▸ **MATERIAL TO PROCESS**:
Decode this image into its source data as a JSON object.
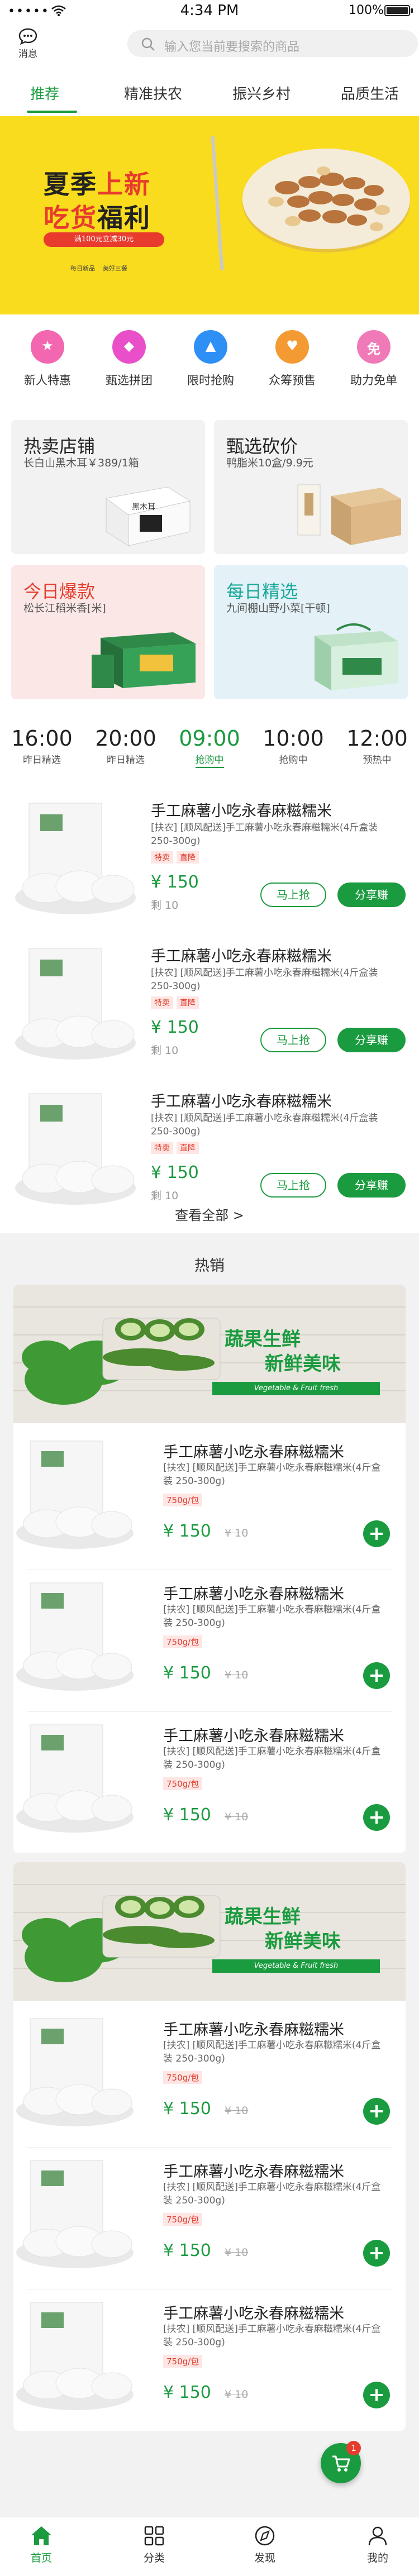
{
  "status_bar": {
    "carrier": "•••••",
    "time": "4:34 PM",
    "battery": "100%"
  },
  "header": {
    "message_label": "消息",
    "search_placeholder": "输入您当前要搜索的商品"
  },
  "tabs": [
    {
      "label": "推荐",
      "active": true
    },
    {
      "label": "精准扶农",
      "active": false
    },
    {
      "label": "振兴乡村",
      "active": false
    },
    {
      "label": "品质生活",
      "active": false
    }
  ],
  "banner": {
    "line1_a": "夏季",
    "line1_b": "上新",
    "line2_a": "吃货",
    "line2_b": "福利",
    "pill": "满100元立减30元",
    "foot_a": "每日新品",
    "foot_b": "美好三餐"
  },
  "quick_icons": [
    {
      "label": "新人特惠",
      "glyph": "🎁",
      "color": "#f267b0",
      "icon": "gift-icon"
    },
    {
      "label": "甄选拼团",
      "glyph": "🛍",
      "color": "#e84fc9",
      "icon": "shopping-bag-icon"
    },
    {
      "label": "限时抢购",
      "glyph": "🔥",
      "color": "#2e8ff5",
      "icon": "fire-icon"
    },
    {
      "label": "众筹预售",
      "glyph": "♥",
      "color": "#f39a33",
      "icon": "heart-hand-icon"
    },
    {
      "label": "助力免单",
      "glyph": "免",
      "color": "#f07ab7",
      "icon": "free-order-icon"
    }
  ],
  "promo_cards": [
    {
      "title": "热卖店铺",
      "subtitle": "长白山黑木耳￥389/1箱",
      "bg": "#f2f2f2"
    },
    {
      "title": "甄选砍价",
      "subtitle": "鸭脂米10盒/9.9元",
      "bg": "#f2f2f2"
    },
    {
      "title": "今日爆款",
      "subtitle": "松长江稻米香[米]",
      "bg": "#fbe8e6"
    },
    {
      "title": "每日精选",
      "subtitle": "九间棚山野小菜[干顿]",
      "bg": "#e4f2f7"
    }
  ],
  "flash_slots": [
    {
      "time": "16:00",
      "status": "昨日精选",
      "active": false
    },
    {
      "time": "20:00",
      "status": "昨日精选",
      "active": false
    },
    {
      "time": "09:00",
      "status": "抢购中",
      "active": true
    },
    {
      "time": "10:00",
      "status": "抢购中",
      "active": false
    },
    {
      "time": "12:00",
      "status": "预热中",
      "active": false
    }
  ],
  "flash_items": [
    {
      "name": "手工麻薯小吃永春麻糍糯米",
      "desc": "[扶农] [顺风配送]手工麻薯小吃永春麻糍糯米(4斤盒装 250-300g)",
      "tags": [
        "特卖",
        "直降"
      ],
      "price": "¥ 150",
      "remaining": "剩 10"
    },
    {
      "name": "手工麻薯小吃永春麻糍糯米",
      "desc": "[扶农] [顺风配送]手工麻薯小吃永春麻糍糯米(4斤盒装 250-300g)",
      "tags": [
        "特卖",
        "直降"
      ],
      "price": "¥ 150",
      "remaining": "剩 10"
    },
    {
      "name": "手工麻薯小吃永春麻糍糯米",
      "desc": "[扶农] [顺风配送]手工麻薯小吃永春麻糍糯米(4斤盒装 250-300g)",
      "tags": [
        "特卖",
        "直降"
      ],
      "price": "¥ 150",
      "remaining": "剩 10"
    }
  ],
  "buttons": {
    "grab": "马上抢",
    "share": "分享赚",
    "view_all": "查看全部 >"
  },
  "hot": {
    "title": "热销",
    "fresh_line1": "蔬果生鲜",
    "fresh_line2": "新鲜美味",
    "fresh_en": "Vegetable & Fruit fresh",
    "items": [
      {
        "name": "手工麻薯小吃永春麻糍糯米",
        "desc": "[扶农] [顺风配送]手工麻薯小吃永春麻糍糯米(4斤盒装 250-300g)",
        "unit": "750g/包",
        "price": "¥ 150",
        "old": "¥ 10"
      },
      {
        "name": "手工麻薯小吃永春麻糍糯米",
        "desc": "[扶农] [顺风配送]手工麻薯小吃永春麻糍糯米(4斤盒装 250-300g)",
        "unit": "750g/包",
        "price": "¥ 150",
        "old": "¥ 10"
      },
      {
        "name": "手工麻薯小吃永春麻糍糯米",
        "desc": "[扶农] [顺风配送]手工麻薯小吃永春麻糍糯米(4斤盒装 250-300g)",
        "unit": "750g/包",
        "price": "¥ 150",
        "old": "¥ 10"
      },
      {
        "name": "手工麻薯小吃永春麻糍糯米",
        "desc": "[扶农] [顺风配送]手工麻薯小吃永春麻糍糯米(4斤盒装 250-300g)",
        "unit": "750g/包",
        "price": "¥ 150",
        "old": "¥ 10"
      },
      {
        "name": "手工麻薯小吃永春麻糍糯米",
        "desc": "[扶农] [顺风配送]手工麻薯小吃永春麻糍糯米(4斤盒装 250-300g)",
        "unit": "750g/包",
        "price": "¥ 150",
        "old": "¥ 10"
      },
      {
        "name": "手工麻薯小吃永春麻糍糯米",
        "desc": "[扶农] [顺风配送]手工麻薯小吃永春麻糍糯米(4斤盒装 250-300g)",
        "unit": "750g/包",
        "price": "¥ 150",
        "old": "¥ 10"
      }
    ]
  },
  "cart_badge": "1",
  "bottom_nav": [
    {
      "label": "首页",
      "active": true,
      "icon": "home-icon"
    },
    {
      "label": "分类",
      "active": false,
      "icon": "category-icon"
    },
    {
      "label": "发现",
      "active": false,
      "icon": "compass-icon"
    },
    {
      "label": "我的",
      "active": false,
      "icon": "user-icon"
    }
  ],
  "colors": {
    "brand_green": "#1a9b3f",
    "accent_red": "#e43d2e",
    "banner_yellow": "#f9dc1e"
  }
}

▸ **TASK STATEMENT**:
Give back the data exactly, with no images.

▸ **ANSWER BOX**:
Decode this image into its source data as a JSON object.
{
  "status_bar": {
    "carrier": "•••••",
    "time": "4:34 PM",
    "battery": "100%"
  },
  "header": {
    "message_label": "消息",
    "search_placeholder": "输入您当前要搜索的商品"
  },
  "tabs": [
    {
      "label": "推荐",
      "active": true
    },
    {
      "label": "精准扶农",
      "active": false
    },
    {
      "label": "振兴乡村",
      "active": false
    },
    {
      "label": "品质生活",
      "active": false
    }
  ],
  "banner": {
    "line1_a": "夏季",
    "line1_b": "上新",
    "line2_a": "吃货",
    "line2_b": "福利",
    "pill": "满100元立减30元",
    "foot_a": "每日新品",
    "foot_b": "美好三餐"
  },
  "quick_icons": [
    {
      "label": "新人特惠",
      "glyph": "🎁",
      "color": "#f267b0",
      "icon": "gift-icon"
    },
    {
      "label": "甄选拼团",
      "glyph": "🛍",
      "color": "#e84fc9",
      "icon": "shopping-bag-icon"
    },
    {
      "label": "限时抢购",
      "glyph": "🔥",
      "color": "#2e8ff5",
      "icon": "fire-icon"
    },
    {
      "label": "众筹预售",
      "glyph": "♥",
      "color": "#f39a33",
      "icon": "heart-hand-icon"
    },
    {
      "label": "助力免单",
      "glyph": "免",
      "color": "#f07ab7",
      "icon": "free-order-icon"
    }
  ],
  "promo_cards": [
    {
      "title": "热卖店铺",
      "subtitle": "长白山黑木耳￥389/1箱",
      "bg": "#f2f2f2"
    },
    {
      "title": "甄选砍价",
      "subtitle": "鸭脂米10盒/9.9元",
      "bg": "#f2f2f2"
    },
    {
      "title": "今日爆款",
      "subtitle": "松长江稻米香[米]",
      "bg": "#fbe8e6"
    },
    {
      "title": "每日精选",
      "subtitle": "九间棚山野小菜[干顿]",
      "bg": "#e4f2f7"
    }
  ],
  "flash_slots": [
    {
      "time": "16:00",
      "status": "昨日精选",
      "active": false
    },
    {
      "time": "20:00",
      "status": "昨日精选",
      "active": false
    },
    {
      "time": "09:00",
      "status": "抢购中",
      "active": true
    },
    {
      "time": "10:00",
      "status": "抢购中",
      "active": false
    },
    {
      "time": "12:00",
      "status": "预热中",
      "active": false
    }
  ],
  "flash_items": [
    {
      "name": "手工麻薯小吃永春麻糍糯米",
      "desc": "[扶农] [顺风配送]手工麻薯小吃永春麻糍糯米(4斤盒装 250-300g)",
      "tags": [
        "特卖",
        "直降"
      ],
      "price": "¥ 150",
      "remaining": "剩 10"
    },
    {
      "name": "手工麻薯小吃永春麻糍糯米",
      "desc": "[扶农] [顺风配送]手工麻薯小吃永春麻糍糯米(4斤盒装 250-300g)",
      "tags": [
        "特卖",
        "直降"
      ],
      "price": "¥ 150",
      "remaining": "剩 10"
    },
    {
      "name": "手工麻薯小吃永春麻糍糯米",
      "desc": "[扶农] [顺风配送]手工麻薯小吃永春麻糍糯米(4斤盒装 250-300g)",
      "tags": [
        "特卖",
        "直降"
      ],
      "price": "¥ 150",
      "remaining": "剩 10"
    }
  ],
  "buttons": {
    "grab": "马上抢",
    "share": "分享赚",
    "view_all": "查看全部 >"
  },
  "hot": {
    "title": "热销",
    "fresh_line1": "蔬果生鲜",
    "fresh_line2": "新鲜美味",
    "fresh_en": "Vegetable & Fruit fresh",
    "items": [
      {
        "name": "手工麻薯小吃永春麻糍糯米",
        "desc": "[扶农] [顺风配送]手工麻薯小吃永春麻糍糯米(4斤盒装 250-300g)",
        "unit": "750g/包",
        "price": "¥ 150",
        "old": "¥ 10"
      },
      {
        "name": "手工麻薯小吃永春麻糍糯米",
        "desc": "[扶农] [顺风配送]手工麻薯小吃永春麻糍糯米(4斤盒装 250-300g)",
        "unit": "750g/包",
        "price": "¥ 150",
        "old": "¥ 10"
      },
      {
        "name": "手工麻薯小吃永春麻糍糯米",
        "desc": "[扶农] [顺风配送]手工麻薯小吃永春麻糍糯米(4斤盒装 250-300g)",
        "unit": "750g/包",
        "price": "¥ 150",
        "old": "¥ 10"
      },
      {
        "name": "手工麻薯小吃永春麻糍糯米",
        "desc": "[扶农] [顺风配送]手工麻薯小吃永春麻糍糯米(4斤盒装 250-300g)",
        "unit": "750g/包",
        "price": "¥ 150",
        "old": "¥ 10"
      },
      {
        "name": "手工麻薯小吃永春麻糍糯米",
        "desc": "[扶农] [顺风配送]手工麻薯小吃永春麻糍糯米(4斤盒装 250-300g)",
        "unit": "750g/包",
        "price": "¥ 150",
        "old": "¥ 10"
      },
      {
        "name": "手工麻薯小吃永春麻糍糯米",
        "desc": "[扶农] [顺风配送]手工麻薯小吃永春麻糍糯米(4斤盒装 250-300g)",
        "unit": "750g/包",
        "price": "¥ 150",
        "old": "¥ 10"
      }
    ]
  },
  "cart_badge": "1",
  "bottom_nav": [
    {
      "label": "首页",
      "active": true,
      "icon": "home-icon"
    },
    {
      "label": "分类",
      "active": false,
      "icon": "category-icon"
    },
    {
      "label": "发现",
      "active": false,
      "icon": "compass-icon"
    },
    {
      "label": "我的",
      "active": false,
      "icon": "user-icon"
    }
  ],
  "colors": {
    "brand_green": "#1a9b3f",
    "accent_red": "#e43d2e",
    "banner_yellow": "#f9dc1e"
  }
}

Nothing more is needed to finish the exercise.